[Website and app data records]
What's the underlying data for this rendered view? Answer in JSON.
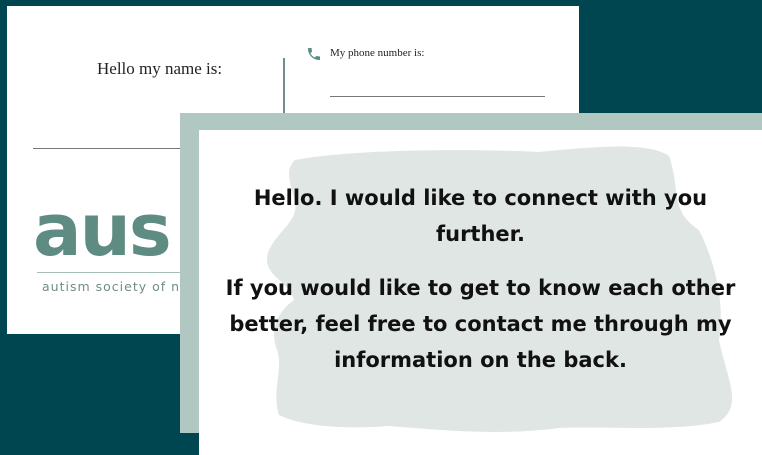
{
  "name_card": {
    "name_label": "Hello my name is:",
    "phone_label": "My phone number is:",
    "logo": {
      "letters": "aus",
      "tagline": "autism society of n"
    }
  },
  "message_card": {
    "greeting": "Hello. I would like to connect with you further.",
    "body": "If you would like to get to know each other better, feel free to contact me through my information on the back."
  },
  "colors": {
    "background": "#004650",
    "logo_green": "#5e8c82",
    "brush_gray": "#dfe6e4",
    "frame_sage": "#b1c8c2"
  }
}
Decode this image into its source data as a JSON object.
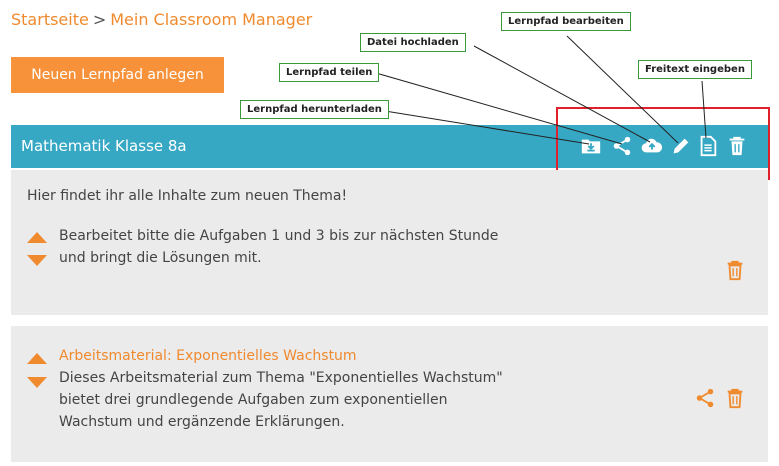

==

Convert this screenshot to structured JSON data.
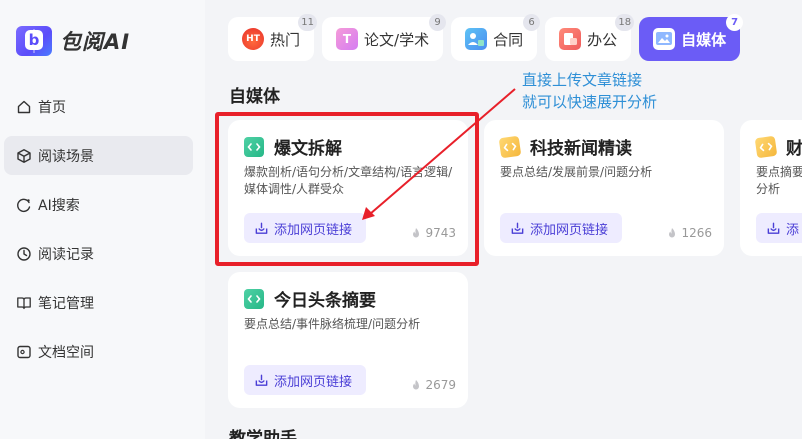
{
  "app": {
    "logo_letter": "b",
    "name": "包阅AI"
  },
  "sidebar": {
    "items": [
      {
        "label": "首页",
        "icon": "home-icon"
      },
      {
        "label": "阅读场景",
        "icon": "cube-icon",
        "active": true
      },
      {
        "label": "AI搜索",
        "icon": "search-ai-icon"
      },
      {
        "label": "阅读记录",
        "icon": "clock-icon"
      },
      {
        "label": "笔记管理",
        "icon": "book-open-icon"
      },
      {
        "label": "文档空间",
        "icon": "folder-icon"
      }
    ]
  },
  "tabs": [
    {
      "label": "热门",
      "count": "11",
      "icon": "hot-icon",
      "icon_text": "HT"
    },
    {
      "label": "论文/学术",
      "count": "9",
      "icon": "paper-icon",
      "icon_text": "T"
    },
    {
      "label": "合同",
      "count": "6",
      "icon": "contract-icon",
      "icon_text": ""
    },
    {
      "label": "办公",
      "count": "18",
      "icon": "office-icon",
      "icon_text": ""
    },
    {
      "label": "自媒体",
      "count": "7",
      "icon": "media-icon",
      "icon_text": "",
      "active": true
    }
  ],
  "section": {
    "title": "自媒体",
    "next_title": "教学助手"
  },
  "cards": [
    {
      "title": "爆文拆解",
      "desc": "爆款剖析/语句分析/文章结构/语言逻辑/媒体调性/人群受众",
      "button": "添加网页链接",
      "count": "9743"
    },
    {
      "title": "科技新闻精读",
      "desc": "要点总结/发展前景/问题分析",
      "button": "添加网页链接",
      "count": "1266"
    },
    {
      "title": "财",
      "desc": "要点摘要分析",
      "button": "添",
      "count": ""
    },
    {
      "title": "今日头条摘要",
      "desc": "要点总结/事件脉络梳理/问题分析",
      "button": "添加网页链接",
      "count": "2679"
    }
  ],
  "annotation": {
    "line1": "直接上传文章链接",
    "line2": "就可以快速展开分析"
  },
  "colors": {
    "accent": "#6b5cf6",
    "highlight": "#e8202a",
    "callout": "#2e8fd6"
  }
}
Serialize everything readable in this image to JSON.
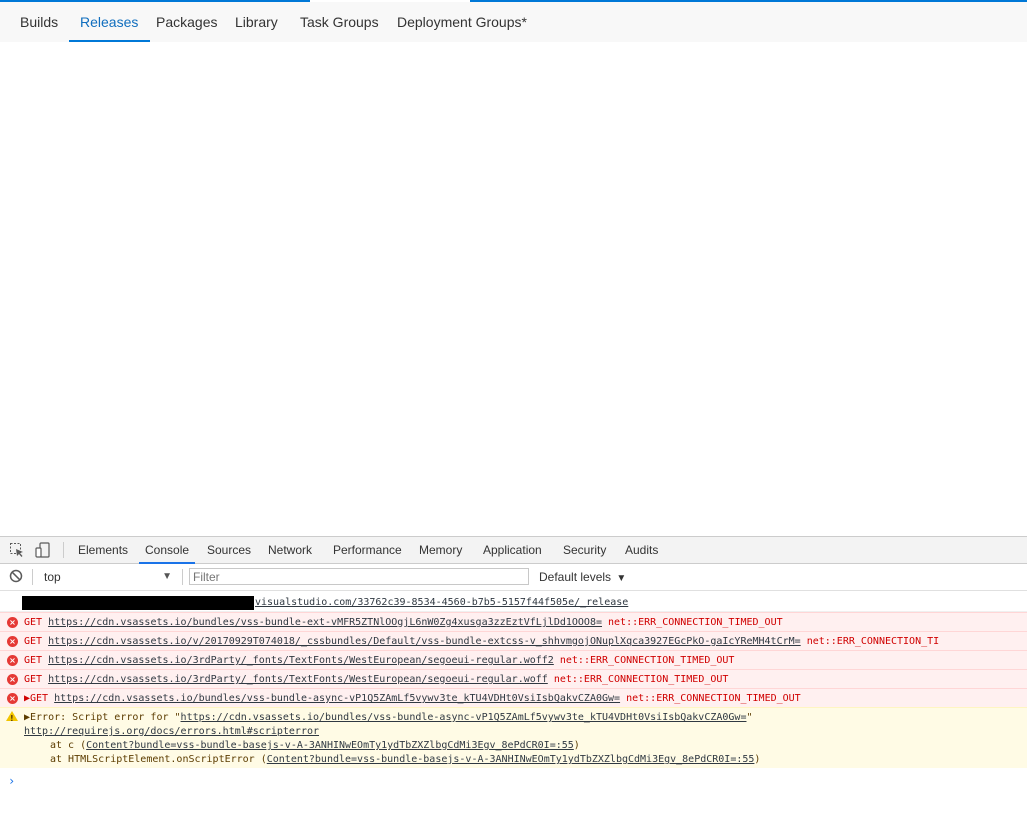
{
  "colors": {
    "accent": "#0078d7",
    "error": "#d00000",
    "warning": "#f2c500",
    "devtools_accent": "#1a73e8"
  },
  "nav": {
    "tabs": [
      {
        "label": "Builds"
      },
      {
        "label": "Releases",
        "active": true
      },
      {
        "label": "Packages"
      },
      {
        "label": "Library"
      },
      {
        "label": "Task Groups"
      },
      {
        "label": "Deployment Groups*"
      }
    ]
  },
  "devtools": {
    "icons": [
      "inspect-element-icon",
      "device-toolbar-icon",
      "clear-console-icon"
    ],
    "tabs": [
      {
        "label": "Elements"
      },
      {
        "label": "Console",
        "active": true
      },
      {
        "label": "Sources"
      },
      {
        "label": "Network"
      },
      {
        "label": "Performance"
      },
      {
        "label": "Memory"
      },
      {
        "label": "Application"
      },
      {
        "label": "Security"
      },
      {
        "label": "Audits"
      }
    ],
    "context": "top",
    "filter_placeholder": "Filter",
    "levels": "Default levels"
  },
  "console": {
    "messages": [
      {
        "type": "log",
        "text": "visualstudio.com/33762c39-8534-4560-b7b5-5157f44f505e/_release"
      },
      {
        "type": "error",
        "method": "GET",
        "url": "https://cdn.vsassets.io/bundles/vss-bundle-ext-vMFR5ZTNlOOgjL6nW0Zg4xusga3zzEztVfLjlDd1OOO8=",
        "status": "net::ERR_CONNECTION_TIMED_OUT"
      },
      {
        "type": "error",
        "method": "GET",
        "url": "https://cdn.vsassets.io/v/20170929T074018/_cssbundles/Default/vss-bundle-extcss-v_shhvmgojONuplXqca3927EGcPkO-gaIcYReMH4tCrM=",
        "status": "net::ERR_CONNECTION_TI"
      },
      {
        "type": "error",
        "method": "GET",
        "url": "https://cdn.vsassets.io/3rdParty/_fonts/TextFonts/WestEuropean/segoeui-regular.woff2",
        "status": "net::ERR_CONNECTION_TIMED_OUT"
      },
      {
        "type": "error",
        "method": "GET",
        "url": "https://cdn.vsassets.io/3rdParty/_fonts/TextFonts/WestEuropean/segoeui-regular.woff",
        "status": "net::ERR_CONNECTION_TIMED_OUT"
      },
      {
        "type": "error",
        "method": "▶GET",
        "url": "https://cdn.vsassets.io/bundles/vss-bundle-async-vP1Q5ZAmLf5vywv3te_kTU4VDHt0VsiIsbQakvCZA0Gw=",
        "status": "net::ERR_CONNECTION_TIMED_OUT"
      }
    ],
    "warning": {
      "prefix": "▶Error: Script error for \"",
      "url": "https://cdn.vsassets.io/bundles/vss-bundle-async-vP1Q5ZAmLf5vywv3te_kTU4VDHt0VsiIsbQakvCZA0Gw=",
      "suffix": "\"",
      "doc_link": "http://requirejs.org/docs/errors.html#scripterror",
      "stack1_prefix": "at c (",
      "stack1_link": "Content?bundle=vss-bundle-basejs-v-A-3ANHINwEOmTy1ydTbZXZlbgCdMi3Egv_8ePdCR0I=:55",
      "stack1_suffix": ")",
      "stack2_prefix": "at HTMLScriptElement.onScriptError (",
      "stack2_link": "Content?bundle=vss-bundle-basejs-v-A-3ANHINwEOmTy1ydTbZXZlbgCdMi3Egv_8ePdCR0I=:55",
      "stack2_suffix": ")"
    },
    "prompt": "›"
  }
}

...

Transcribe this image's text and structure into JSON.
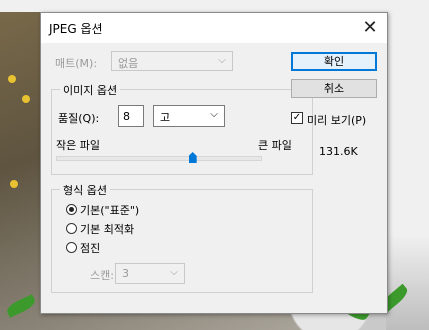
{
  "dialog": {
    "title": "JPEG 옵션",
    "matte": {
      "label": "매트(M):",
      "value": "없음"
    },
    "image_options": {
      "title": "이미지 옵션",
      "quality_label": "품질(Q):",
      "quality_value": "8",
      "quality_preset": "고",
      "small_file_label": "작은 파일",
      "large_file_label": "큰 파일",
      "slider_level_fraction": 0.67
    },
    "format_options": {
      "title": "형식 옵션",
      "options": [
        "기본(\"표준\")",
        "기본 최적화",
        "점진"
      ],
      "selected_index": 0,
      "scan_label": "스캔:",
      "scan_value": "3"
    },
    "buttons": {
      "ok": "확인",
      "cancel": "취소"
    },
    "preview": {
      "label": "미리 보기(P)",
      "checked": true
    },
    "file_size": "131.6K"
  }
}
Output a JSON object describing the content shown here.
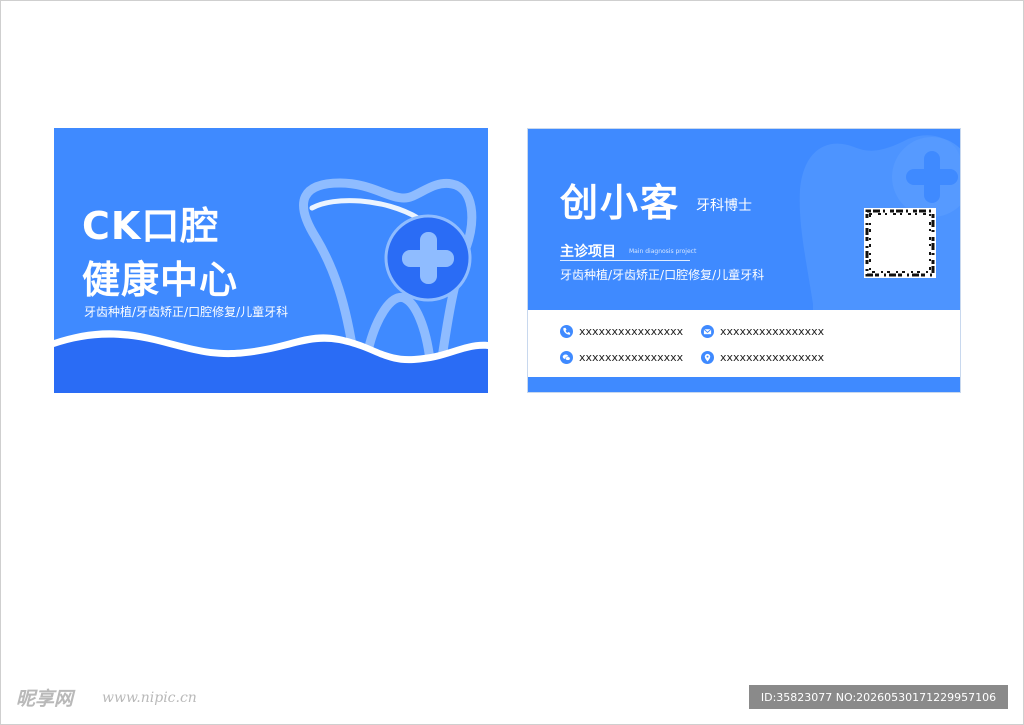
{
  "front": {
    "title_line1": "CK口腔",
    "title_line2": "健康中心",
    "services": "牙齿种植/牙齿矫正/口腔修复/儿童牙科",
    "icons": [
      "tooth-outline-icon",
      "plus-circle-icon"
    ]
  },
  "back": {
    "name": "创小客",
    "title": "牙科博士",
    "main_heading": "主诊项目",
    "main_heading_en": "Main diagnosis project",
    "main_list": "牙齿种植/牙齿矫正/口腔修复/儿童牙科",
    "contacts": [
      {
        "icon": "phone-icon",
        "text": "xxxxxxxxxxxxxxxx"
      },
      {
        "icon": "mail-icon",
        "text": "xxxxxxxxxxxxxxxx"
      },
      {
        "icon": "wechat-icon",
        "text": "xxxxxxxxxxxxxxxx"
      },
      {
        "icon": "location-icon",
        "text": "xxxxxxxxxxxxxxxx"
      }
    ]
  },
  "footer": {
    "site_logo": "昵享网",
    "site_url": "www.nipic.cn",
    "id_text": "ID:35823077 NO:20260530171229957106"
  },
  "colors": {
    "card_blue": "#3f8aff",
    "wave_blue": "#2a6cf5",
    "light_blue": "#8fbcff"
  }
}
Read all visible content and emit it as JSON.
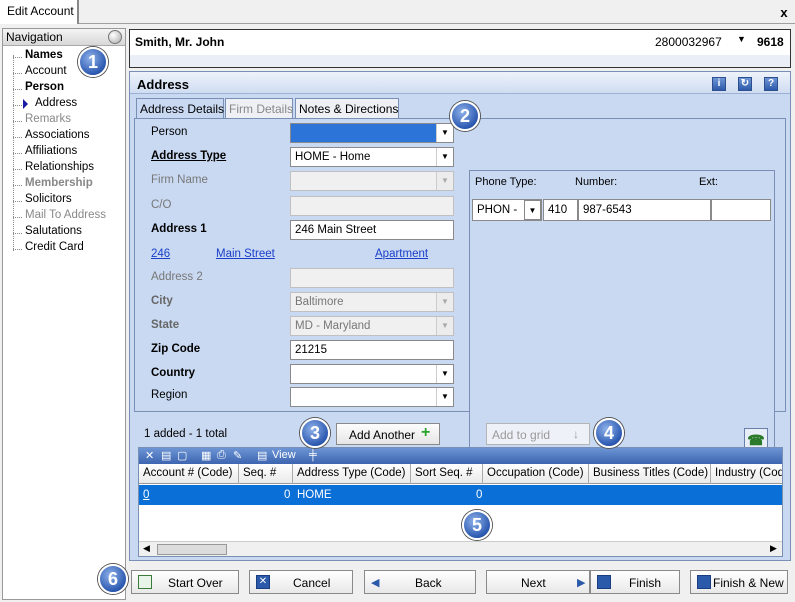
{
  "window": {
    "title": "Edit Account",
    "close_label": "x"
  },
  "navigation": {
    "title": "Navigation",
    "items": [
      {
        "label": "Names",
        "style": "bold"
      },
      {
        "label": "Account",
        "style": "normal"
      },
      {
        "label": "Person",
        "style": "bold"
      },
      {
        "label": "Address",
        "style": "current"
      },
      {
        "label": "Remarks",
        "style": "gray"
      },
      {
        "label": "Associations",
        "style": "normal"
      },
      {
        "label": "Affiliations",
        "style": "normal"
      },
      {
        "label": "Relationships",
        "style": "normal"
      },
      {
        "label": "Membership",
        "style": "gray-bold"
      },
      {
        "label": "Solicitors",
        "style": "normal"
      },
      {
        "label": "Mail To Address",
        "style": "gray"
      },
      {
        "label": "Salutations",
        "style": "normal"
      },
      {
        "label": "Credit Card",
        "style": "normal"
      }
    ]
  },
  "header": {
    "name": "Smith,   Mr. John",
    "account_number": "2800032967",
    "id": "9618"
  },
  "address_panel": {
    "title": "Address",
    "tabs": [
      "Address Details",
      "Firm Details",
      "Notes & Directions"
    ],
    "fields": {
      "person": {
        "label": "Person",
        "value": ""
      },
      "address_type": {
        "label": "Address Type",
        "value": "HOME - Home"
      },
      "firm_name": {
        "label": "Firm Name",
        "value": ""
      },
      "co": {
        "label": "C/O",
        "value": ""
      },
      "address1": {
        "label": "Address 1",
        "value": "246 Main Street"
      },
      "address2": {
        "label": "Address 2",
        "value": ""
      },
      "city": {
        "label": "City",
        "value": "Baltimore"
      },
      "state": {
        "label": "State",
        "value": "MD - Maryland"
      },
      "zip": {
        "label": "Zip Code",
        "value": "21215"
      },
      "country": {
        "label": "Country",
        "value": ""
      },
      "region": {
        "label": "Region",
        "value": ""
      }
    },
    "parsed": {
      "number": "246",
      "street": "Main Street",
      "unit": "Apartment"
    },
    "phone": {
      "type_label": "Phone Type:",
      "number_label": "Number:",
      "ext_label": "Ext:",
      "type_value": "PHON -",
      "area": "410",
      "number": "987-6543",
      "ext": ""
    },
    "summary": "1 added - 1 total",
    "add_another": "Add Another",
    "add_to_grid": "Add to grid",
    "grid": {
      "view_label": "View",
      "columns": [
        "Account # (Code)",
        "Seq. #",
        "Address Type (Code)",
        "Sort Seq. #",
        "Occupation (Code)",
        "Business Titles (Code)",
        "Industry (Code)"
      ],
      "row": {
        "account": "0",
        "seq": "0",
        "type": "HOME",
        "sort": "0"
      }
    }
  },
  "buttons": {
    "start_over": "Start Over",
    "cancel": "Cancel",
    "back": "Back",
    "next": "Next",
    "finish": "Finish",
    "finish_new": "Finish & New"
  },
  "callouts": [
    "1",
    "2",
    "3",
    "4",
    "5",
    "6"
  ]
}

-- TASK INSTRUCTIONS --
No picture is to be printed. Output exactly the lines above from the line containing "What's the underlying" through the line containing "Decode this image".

-- TASK ANSWER --
What's the underlying data for this rendered view? Answer in JSON.
{
  "name_card": {
    "name_label": "Hello my name is:",
    "phone_label": "My phone number is:",
    "logo": {
      "letters": "aus",
      "tagline": "autism society of n"
    }
  },
  "message_card": {
    "greeting": "Hello. I would like to connect with you further.",
    "body": "If you would like to get to know each other better, feel free to contact me through my information on the back."
  },
  "colors": {
    "background": "#004650",
    "logo_green": "#5e8c82",
    "brush_gray": "#dfe6e4",
    "frame_sage": "#b1c8c2"
  }
}
Decode this image into its source data as a JSON object.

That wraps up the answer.